In the European market, France is one of the leaders regarding equal employment rights. In 2016, the French government updated the Disability Act with related employment regulations and introduced a 6% disabled employees hiring quota for firms with 20 workers or more. Employers can hire people with disabilities directly, subcontract or pay a contribution fee to an organisation that uses the funds to expand professional inclusion in the workplace.
In 2018, France also launched what is now an annual event, the European Week for the Employment of People with Disabilities (WEEPD). This initiative raises awareness and focuses on enabling access to the job market for everyone. DuoDay is one of the programmes organised as part of WEEPD, with significant engagement from both the public and private sectors. The programme leaders leverage a tech platform to match persons with disabilities with potential employers and facilitate a visit to the firm’s premises. In 2021, 9,110 employers and 30,165 people with disabilities registered on the duoday.fr platform, resulting in 17,000 duo pairs created.
Adecco and Pontoon France participate actively in DuoDay and other employability actions. During a webinar hosted recently by the Adecco Group to promote inclusive employment, Lilia Benchabane – a comedian who has visual impairment – shared a simple yet profound statement: “I don’t get up in the morning and think of myself as having a disability. I get up and think of myself as someone who will achieve something today.” And that’s the thing – we must see people with disabilities for their potential and everything they have to offer.
Path to inclusive employment
The first, very pragmatic step is to start the dialogue. Fear of the unknown often makes us hesitant to engage individuals with a disability. We worry about the complexity of possible accommodations and consequently drop the idea altogether. Instead, we can liaise with institutions dedicated to disability employment for more insight before setting up a programme in our organisation – visibility creates awareness, and awareness creates understanding.
The second step is to meet the individuals with disability exactly where they are. We discuss the importance of a user or consumer experience in many industries, and we can follow a similar approach here. Providing disabled individuals with a great employee experience – from the recruitment process through onboarding to talent management – will always increase engagement and amplify positive outcomes for both sides.

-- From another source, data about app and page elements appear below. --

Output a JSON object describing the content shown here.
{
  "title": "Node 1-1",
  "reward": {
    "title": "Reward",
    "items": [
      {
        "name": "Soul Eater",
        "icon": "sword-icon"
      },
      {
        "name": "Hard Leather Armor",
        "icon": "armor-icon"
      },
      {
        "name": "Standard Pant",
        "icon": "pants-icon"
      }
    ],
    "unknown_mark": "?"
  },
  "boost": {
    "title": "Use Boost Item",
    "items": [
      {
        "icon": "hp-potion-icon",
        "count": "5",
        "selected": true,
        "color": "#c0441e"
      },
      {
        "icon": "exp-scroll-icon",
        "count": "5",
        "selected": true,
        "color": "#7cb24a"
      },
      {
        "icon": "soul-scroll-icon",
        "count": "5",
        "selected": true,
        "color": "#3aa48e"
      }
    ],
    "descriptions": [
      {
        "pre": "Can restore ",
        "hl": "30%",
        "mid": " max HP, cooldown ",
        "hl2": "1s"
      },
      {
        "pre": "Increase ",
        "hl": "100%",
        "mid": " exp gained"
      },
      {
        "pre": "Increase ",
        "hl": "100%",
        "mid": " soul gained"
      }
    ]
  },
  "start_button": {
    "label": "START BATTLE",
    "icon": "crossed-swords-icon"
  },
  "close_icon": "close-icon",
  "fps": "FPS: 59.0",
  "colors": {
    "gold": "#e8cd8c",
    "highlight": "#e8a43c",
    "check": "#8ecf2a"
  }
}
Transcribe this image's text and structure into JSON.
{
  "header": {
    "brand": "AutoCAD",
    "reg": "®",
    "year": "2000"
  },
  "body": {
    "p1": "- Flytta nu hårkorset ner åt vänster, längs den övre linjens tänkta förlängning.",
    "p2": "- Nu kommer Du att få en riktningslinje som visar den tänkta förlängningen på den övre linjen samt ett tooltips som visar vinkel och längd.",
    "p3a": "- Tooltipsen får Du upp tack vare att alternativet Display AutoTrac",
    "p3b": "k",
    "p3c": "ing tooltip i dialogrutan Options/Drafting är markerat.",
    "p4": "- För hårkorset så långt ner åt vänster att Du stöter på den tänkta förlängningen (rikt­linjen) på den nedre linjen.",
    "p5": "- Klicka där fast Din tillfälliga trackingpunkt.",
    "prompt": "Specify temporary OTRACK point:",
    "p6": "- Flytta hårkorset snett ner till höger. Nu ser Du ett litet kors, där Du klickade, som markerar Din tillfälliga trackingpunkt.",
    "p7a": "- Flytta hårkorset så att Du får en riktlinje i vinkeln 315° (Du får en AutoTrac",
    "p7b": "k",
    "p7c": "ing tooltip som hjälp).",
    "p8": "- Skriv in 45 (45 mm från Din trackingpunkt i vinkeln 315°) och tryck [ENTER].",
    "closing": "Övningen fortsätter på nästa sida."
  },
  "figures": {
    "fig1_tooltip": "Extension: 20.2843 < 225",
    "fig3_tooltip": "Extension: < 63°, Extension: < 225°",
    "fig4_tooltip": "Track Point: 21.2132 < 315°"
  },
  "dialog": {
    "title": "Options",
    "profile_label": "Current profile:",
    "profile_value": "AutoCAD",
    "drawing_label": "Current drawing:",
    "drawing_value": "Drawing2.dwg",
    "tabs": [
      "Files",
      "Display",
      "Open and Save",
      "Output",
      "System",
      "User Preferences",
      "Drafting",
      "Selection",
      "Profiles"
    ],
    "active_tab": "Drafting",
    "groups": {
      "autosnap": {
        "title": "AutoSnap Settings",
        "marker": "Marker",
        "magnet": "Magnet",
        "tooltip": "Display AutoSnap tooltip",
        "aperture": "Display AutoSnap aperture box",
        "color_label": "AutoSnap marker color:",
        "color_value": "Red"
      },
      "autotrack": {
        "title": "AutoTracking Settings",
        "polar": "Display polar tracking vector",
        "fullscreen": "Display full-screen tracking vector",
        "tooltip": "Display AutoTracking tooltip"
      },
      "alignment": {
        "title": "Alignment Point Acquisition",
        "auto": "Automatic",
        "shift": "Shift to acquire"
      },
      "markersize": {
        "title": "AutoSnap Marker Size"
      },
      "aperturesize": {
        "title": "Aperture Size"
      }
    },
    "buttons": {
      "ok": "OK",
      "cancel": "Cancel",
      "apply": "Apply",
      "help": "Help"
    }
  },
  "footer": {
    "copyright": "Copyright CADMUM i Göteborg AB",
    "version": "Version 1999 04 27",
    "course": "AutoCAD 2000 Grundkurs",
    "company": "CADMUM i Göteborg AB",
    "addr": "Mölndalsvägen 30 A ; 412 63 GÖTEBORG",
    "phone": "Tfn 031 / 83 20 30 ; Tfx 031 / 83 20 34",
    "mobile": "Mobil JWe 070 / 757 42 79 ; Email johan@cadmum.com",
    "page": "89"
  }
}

One size doesn’t fit all, so be ready to allow for flexible work setups regarding physical spaces and how you organise the type of work. Each person with a disability is unique, and employers must accommodate their individual needs. Rather than considering it as a limitation, we should recognise every individual’s potential and the benefits they can bring to the organisation.